Determine the number of lines below that contain "indicates". Write nothing but that number.

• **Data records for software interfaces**
┏━━

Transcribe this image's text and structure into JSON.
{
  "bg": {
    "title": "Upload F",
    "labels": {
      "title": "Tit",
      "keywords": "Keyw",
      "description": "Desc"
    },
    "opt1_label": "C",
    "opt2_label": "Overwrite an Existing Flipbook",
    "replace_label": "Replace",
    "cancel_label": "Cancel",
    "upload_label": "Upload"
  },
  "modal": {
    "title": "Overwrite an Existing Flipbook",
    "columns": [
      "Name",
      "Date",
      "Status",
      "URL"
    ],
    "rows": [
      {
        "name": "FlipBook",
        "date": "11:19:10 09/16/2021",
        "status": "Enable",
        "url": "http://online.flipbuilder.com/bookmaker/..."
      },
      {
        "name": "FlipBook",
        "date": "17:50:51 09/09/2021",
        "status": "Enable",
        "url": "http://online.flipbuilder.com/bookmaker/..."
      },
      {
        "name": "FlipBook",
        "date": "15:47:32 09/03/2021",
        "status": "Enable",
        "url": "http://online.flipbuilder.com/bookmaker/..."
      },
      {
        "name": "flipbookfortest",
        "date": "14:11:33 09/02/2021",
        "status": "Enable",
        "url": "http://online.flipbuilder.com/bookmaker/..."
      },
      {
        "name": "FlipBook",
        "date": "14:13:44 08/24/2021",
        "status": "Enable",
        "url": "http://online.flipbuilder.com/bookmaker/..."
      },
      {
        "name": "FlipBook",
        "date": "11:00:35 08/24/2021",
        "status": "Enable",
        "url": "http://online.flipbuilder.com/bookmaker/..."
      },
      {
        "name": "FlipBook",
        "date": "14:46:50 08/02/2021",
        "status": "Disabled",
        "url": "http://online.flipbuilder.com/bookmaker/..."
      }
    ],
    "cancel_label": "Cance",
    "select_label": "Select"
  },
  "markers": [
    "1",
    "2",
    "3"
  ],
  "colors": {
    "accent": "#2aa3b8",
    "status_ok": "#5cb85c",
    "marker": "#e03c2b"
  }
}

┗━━
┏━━

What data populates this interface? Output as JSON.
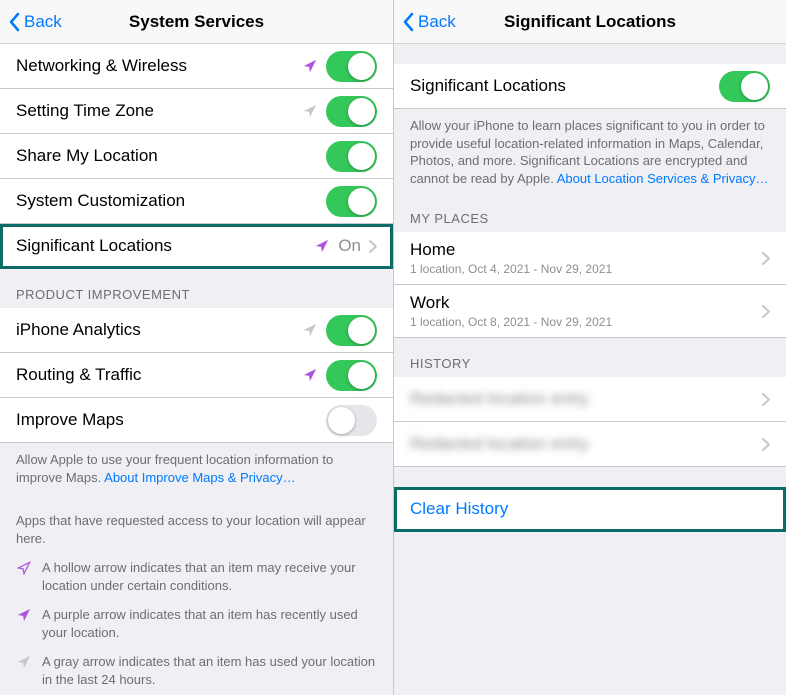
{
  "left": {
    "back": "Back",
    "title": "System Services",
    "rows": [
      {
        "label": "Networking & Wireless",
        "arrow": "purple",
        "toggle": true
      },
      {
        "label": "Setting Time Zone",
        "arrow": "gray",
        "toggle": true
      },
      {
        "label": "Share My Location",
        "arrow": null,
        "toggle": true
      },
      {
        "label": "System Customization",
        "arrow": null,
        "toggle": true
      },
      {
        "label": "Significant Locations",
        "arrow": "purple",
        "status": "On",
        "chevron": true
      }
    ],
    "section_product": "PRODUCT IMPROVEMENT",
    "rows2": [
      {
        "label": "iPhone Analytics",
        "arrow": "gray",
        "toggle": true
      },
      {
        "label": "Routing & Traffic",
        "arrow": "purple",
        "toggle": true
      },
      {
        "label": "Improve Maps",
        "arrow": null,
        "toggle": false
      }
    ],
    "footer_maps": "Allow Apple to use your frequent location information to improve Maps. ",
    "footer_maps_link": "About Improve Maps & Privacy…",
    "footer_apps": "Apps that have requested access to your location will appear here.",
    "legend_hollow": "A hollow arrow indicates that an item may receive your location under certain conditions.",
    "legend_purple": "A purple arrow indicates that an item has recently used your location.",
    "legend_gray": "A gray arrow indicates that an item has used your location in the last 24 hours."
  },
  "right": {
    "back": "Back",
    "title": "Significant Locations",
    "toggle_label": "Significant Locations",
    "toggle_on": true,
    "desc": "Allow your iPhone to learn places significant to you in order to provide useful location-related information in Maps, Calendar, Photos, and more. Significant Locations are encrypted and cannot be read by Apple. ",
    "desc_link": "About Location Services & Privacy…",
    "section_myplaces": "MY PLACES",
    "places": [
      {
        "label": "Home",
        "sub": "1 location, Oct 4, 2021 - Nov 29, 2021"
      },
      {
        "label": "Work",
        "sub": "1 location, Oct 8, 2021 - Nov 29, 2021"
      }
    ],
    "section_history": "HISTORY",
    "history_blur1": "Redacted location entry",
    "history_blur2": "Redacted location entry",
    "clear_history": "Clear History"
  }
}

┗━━

• **Written answer**
3